Since THCO does not qualify as a hemp-derived cannabinoid, the DEA considers it a Schedule I controlled substance in the U.S. Acquirers that onboard CBD merchants should ensure those merchants are not selling THCO.
In the U.S. and the U.K., dealers are increasingly using Xylazine, a prescription-only large animal tranquilizer, as a cutting agent for street drugs like heroin and fentanyl. Xylazine and fentanyl drug mixtures place users at a higher risk of fatal drug poisoning. According to the DEA, there was a dramatic increase in xylazine-related overdose deaths across the U.S. between 2020 and 2021.
The U.S. Congress recently introduced the Combating Illicit Xylazine Act to deal with this growing threat. If passed, this law will significantly increase penalties for the unlawful use of this drug. While authorized merchants like veterinary pharmacies may still sell Xylazine legally, websites offering illegal drugs sometimes list it under the guise of “research chemicals.”
Role of Payment Providers in Combatting Illegal Pharma Sales
Enforcement of drug laws when it comes to illegal online activity is notoriously difficult.
In the U.S., law enforcement agencies such as the Department of Justice (DOJ) and the FDA put pressure on third-party intermediaries within their jurisdiction, such as payment providers, who may be unknowingly facilitating these illegal transactions. If prosecuted, the financial repercussions can be severe. In addition, financial institutions can suffer significant reputational damage.
Because violative merchants make efforts to conceal illegal drug offerings, the level of risk for payment providers is much greater than most realize. To remain compliant with federal law, avoid severe card brand fines, and keep reputations intact, payment providers can take the following actions:
Complete Up-Front Risk Assessments During Merchant Onboarding
Payment providers are under pressure to board new merchants quickly — in near real-time — to avoid losing to the competition. Aggressive payment processors grant merchant accounts within minutes, putting extreme pressure on the competition to speed up.
To conduct proper due diligence while still meeting the demand for speed, payment risk experts can collect and analyze a spectrum of data to produce a risk score that predicts a merchant’s behavior over the next 12 months. A payment provider can use this risk score to determine if the risk level is acceptable and set risk-adjusted fees accordingly.
Automate Know Your Customer (KYC) Due Diligence
Automation is the friend of any payment provider that desires fast, accurate, and efficient KYC verification. Manual KYC due diligence is the slowest, most costly, and inconsistent portion of the merchant underwriting process, and it leaves the door open to missing serious red flags.
In minutes, KYC automation can validate merchant-supplied information and uncover additional pertinent details needed to make informed underwriting decisions.
Conduct Ongoing Merchant Monitoring
Payment providers must consider the risks in their merchant portfolios to be highly dynamic and constantly evolving. Merchants can change the nature of their activities over time, dramatically altering the risk profile after onboarding.

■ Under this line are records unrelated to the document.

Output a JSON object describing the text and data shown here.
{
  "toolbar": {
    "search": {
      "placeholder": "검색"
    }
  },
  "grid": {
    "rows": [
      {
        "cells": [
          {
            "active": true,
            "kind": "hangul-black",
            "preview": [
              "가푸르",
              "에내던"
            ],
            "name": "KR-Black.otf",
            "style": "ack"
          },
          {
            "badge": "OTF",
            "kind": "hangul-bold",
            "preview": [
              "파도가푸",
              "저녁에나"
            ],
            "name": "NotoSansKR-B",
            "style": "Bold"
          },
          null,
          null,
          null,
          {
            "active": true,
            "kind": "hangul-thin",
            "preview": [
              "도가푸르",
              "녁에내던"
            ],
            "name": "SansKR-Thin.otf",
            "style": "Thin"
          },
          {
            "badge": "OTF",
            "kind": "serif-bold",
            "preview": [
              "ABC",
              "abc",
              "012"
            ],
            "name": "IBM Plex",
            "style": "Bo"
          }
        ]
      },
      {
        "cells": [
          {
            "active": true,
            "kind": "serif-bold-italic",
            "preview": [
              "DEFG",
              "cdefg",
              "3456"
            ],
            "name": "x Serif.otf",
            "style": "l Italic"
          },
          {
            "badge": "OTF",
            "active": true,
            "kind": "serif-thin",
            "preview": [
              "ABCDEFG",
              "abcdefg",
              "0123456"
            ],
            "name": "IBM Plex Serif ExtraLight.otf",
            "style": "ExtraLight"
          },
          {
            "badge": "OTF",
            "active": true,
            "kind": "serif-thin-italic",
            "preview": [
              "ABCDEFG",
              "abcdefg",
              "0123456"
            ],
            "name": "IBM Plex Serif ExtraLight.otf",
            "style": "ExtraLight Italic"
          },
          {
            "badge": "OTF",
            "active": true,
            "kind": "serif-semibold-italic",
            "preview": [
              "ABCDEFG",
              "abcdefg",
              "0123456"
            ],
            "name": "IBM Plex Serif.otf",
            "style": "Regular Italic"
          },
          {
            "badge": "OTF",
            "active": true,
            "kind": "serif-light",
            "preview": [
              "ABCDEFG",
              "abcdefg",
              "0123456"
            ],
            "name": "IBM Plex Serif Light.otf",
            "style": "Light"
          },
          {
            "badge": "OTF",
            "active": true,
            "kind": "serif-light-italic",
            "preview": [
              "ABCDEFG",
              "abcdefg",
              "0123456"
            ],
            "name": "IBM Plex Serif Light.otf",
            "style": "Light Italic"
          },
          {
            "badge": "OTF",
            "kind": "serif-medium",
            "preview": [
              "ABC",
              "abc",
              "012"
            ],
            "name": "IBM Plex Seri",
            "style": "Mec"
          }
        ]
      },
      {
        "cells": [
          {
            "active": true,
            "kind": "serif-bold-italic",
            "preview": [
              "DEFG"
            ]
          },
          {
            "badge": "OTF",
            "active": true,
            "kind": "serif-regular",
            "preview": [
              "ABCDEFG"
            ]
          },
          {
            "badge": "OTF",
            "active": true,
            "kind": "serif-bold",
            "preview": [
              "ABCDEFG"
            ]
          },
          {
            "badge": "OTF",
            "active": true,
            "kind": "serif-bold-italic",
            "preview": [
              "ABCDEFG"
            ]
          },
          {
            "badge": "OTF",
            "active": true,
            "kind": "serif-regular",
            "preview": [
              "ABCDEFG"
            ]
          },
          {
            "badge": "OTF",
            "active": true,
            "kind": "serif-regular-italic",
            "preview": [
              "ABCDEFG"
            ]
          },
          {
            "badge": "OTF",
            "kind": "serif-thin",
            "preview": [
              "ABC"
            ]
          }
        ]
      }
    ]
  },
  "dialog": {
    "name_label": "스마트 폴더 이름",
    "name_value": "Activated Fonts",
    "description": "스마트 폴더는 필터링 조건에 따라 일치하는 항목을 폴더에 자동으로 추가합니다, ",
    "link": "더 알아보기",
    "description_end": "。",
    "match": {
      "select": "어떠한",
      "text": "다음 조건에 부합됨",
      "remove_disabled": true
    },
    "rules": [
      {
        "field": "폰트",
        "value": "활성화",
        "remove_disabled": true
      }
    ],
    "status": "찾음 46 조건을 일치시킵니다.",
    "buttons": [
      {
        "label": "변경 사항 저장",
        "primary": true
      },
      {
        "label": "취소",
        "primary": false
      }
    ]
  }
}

Also, bad actors may initially present seemingly benign front sites to obtain merchant accounts. Evidence of suspicious activity and high-risk transaction patterns only become evident with subsequent monitoring and investigation.
Continuous monitoring puts payment providers in a position to act quickly, which is an important consideration as many fines and assessments are connected to the length of time of the infraction.
Outside of the immediate compliance and financial penalties for processing illegal pharma transactions, payment providers play a greatly underappreciated role in combatting a serious global problem.
When they monitor and act upon drug-related risk information, they help to protect the well-being of their customers along with the integrity of the larger financial system.
By remaining vigilant for illegal attempts to capitalize on in-demand drugs, providers can protect themselves and make a meaningful social contribution.